• [The input]:

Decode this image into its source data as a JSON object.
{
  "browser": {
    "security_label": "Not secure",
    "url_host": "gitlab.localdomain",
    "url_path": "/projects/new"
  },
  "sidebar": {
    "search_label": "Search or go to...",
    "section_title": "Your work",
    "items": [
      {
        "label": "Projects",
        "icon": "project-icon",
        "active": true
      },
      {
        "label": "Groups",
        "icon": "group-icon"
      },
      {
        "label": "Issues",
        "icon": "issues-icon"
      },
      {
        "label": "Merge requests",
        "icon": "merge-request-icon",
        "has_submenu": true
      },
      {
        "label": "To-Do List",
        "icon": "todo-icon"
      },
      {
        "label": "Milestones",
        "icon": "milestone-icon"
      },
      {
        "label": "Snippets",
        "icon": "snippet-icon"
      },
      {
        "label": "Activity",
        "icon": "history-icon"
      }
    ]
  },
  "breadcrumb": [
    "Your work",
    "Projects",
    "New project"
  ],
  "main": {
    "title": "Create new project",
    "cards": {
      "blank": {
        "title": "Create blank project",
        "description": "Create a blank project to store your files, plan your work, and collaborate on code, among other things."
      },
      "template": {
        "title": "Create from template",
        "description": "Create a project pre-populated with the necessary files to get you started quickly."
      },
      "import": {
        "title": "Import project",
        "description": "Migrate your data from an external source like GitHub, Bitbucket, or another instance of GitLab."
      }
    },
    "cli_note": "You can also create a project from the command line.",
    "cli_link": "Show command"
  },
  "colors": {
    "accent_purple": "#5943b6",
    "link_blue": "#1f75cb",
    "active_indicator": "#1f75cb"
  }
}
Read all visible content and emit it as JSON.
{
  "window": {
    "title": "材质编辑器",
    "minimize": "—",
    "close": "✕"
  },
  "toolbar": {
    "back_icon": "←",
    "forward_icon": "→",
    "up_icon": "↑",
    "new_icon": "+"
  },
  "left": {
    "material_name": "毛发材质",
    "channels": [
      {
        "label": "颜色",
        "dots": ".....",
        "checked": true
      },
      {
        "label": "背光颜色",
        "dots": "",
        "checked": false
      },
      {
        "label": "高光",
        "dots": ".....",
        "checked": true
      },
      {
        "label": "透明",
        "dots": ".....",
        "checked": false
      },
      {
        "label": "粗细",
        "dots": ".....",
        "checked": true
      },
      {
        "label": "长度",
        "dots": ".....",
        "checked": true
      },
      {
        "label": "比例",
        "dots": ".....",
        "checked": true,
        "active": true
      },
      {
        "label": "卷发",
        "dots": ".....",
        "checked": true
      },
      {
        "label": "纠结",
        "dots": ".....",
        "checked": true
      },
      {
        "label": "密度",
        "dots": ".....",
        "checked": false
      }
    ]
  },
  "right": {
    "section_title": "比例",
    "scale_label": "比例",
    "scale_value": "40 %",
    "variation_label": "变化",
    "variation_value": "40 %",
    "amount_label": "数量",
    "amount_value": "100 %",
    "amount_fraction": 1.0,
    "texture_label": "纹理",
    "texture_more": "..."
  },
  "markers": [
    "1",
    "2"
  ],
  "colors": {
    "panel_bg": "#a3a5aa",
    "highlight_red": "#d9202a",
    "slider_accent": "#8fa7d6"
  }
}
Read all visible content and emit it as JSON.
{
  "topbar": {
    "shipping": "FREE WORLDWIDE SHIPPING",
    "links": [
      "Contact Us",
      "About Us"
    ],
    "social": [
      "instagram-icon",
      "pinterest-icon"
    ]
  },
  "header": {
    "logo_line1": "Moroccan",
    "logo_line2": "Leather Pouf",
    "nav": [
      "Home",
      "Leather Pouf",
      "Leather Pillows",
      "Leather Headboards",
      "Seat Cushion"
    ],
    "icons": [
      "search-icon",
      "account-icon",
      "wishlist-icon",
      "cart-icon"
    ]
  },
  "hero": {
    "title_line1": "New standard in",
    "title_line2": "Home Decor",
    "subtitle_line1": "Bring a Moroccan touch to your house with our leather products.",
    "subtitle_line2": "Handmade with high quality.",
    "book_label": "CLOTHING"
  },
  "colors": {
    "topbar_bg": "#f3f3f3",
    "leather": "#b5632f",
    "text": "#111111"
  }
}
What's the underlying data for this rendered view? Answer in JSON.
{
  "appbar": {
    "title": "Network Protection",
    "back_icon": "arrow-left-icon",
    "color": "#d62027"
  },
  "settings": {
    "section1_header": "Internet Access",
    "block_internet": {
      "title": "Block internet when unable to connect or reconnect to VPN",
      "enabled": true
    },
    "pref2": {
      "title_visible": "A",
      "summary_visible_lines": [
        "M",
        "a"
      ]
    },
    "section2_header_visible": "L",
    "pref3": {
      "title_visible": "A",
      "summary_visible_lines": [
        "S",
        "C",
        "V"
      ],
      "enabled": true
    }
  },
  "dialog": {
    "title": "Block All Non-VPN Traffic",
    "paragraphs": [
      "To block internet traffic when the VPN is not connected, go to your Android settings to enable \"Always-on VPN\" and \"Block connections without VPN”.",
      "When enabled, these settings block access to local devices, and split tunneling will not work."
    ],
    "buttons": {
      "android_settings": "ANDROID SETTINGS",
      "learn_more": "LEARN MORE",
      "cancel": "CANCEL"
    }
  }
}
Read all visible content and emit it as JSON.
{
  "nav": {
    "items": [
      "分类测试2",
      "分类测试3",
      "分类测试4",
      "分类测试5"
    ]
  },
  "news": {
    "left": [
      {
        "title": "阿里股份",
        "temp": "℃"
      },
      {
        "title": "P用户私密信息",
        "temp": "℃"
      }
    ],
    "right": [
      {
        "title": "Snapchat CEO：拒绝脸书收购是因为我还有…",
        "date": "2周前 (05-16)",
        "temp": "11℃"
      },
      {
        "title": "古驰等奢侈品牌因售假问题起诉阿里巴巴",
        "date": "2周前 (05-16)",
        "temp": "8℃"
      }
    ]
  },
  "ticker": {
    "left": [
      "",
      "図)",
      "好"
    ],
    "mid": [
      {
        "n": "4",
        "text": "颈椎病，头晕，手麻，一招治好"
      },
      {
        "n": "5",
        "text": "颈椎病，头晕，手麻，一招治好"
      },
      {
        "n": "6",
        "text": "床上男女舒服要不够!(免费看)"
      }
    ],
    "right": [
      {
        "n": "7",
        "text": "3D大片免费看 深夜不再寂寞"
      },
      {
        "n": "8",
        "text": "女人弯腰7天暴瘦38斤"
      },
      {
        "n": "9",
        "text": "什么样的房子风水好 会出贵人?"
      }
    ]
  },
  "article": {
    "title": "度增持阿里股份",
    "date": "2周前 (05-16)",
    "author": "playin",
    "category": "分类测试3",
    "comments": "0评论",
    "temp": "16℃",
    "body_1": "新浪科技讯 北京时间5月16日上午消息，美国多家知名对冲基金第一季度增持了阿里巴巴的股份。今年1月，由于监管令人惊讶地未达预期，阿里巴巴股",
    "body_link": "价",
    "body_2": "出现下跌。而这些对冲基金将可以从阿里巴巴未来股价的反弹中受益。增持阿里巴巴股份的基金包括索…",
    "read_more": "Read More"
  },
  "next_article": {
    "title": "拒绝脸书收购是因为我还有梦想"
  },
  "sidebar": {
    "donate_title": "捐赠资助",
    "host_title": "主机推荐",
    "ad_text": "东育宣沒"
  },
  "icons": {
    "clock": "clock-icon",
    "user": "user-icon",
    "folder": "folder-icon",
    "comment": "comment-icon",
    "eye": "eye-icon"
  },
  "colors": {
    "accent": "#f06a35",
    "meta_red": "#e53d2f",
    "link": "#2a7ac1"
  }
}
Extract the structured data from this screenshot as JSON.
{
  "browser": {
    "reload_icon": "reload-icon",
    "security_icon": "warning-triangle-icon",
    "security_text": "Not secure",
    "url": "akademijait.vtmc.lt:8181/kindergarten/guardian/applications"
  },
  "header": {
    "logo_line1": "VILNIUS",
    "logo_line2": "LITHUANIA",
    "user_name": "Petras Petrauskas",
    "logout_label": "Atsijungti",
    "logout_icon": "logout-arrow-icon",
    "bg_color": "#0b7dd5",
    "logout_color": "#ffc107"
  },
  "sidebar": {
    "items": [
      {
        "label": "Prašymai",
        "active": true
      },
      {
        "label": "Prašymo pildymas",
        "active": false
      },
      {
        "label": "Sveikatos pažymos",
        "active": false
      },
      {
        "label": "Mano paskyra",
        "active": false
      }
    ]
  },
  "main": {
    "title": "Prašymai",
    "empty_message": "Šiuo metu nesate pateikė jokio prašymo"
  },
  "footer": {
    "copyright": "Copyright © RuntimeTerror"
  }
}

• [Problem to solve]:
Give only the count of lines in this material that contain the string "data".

• [Exercise answer]:
4